Argentina’s national government is scaling up a pilot project that provides treatment instead of incarceration for drug addicts accused of minor crimes, an initiative that could contribute to lower rates of recidivism and prison overcrowding.
Argentina’s Ministry of Justice and Human Rights is preparing to implement nationwide what are known as Drug Treatment Tribunals (Tribunales de Tratamiento de Drogas – TTD), reported La Nación. The authorities hope this plan will reduce the rate of recidivism in Argentina, which is reportedly close to 50 percent.
The move expands the TTD model, which was first implemented as a pilot program in the northwestern province of Salta in October 2013. Under the program, drug addicts accused of minor or non-violent crimes can request that their trial be suspended in order to undergo treatment. If the rehabilitation program is considered successful, the criminal activity is expunged from the suspect’s record.
Officials say the pilot programs in Salta have led to decreases in crime and recidivism rates.
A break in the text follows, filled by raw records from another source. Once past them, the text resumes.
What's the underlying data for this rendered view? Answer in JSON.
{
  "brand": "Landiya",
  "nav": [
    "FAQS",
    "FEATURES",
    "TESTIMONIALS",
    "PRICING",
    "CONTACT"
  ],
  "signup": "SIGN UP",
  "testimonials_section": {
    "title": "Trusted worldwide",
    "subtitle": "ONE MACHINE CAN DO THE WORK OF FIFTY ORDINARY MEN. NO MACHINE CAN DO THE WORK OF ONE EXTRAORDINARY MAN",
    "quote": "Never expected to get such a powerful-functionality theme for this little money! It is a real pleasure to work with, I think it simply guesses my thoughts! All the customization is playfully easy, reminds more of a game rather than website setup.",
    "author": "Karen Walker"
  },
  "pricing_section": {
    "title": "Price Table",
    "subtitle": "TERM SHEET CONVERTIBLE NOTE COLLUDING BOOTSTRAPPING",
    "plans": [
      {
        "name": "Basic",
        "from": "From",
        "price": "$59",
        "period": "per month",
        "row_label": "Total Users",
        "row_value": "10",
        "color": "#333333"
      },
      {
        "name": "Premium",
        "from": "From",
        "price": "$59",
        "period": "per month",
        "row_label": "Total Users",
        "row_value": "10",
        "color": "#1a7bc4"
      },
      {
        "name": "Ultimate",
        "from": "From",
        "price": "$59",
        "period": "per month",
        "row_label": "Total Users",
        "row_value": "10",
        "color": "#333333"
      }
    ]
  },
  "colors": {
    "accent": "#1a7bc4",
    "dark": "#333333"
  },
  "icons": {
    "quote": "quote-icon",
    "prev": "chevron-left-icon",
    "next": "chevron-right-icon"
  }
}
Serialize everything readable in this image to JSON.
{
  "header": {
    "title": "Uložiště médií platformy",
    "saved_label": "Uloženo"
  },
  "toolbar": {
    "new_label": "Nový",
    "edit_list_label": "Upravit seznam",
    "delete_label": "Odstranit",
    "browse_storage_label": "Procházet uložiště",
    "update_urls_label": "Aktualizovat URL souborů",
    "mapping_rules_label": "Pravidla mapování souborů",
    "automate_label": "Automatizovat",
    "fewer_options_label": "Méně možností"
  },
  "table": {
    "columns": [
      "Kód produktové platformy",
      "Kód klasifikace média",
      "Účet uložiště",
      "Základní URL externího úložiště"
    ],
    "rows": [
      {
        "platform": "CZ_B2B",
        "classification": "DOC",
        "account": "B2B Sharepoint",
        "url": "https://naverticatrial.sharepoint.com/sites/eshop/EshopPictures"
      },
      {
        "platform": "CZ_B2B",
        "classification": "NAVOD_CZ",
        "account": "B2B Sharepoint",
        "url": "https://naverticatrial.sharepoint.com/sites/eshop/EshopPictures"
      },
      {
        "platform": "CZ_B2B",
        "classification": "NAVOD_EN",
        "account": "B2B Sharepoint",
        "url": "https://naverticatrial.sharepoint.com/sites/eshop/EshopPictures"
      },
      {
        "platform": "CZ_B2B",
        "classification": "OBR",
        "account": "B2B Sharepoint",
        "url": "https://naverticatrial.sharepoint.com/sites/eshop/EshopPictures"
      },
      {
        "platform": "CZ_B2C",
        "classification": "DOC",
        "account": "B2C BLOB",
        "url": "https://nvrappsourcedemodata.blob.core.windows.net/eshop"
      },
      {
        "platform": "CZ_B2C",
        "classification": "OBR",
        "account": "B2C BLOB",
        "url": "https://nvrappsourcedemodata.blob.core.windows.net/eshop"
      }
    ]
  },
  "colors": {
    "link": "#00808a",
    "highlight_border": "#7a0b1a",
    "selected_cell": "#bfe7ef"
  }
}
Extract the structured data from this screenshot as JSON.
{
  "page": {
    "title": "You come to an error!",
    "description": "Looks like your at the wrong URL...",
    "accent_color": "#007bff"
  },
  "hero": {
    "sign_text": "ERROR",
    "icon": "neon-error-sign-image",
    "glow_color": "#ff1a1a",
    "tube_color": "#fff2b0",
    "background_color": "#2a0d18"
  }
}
TTD trainings, organized by the Ministry of Justice and the Secretariat for Integrative Drug Policies (Secretaría de Políticas Integrales sobre Drogas – SEDRONAR), are expected to take place during the coming weeks in several parts of the country, according to La Nación.
InSight Crime Analysis
The expansion of the TTD program could have a significant impact on how justice is administered in Argentina. According to data from the Argentine non-governmental organization Intercambios, drug convictions rose by over 100 percent between 2002 and 2013, and are now the third most common offense among prisoners after theft and homicide. The increase is especially notable in the province of Buenos Aires, where the number of drug offenders serving prison time rose from eight in 2002 to 2,432 in 2013.
Drug tribunals could also reduce overcrowding in Argentina’s prisons. With an occupancy rate of 103 percent, the country’s jails are operating at slightly above maximum capacity. This figure is actually much lower than the overcrowding rates in many other Latin American countries, where prison populations routinely far exceed the official limit. But as with drug offenses, the problem in Argentina is especially acute in Buenos Aires; the province’s prisons have just 28,000 beds for over 35,000 inmates.
SEE ALSO: InDepth Coverage of Prisons
While the prospect of more drug tribunals may appear promising, implementation could prove difficult. Some officials say the general population is likely to be resistant to these types of legal changes.
“The great political difficulty is how we translate this technical design to reality, to communicate [with] the citizenry, who it would appear is asking for something else,” said Santiago Otamendi, a high-ranking judicial official, during a recent seminar on TTDs. “It is difficult to talk about alternatives to incarceration at the moment.”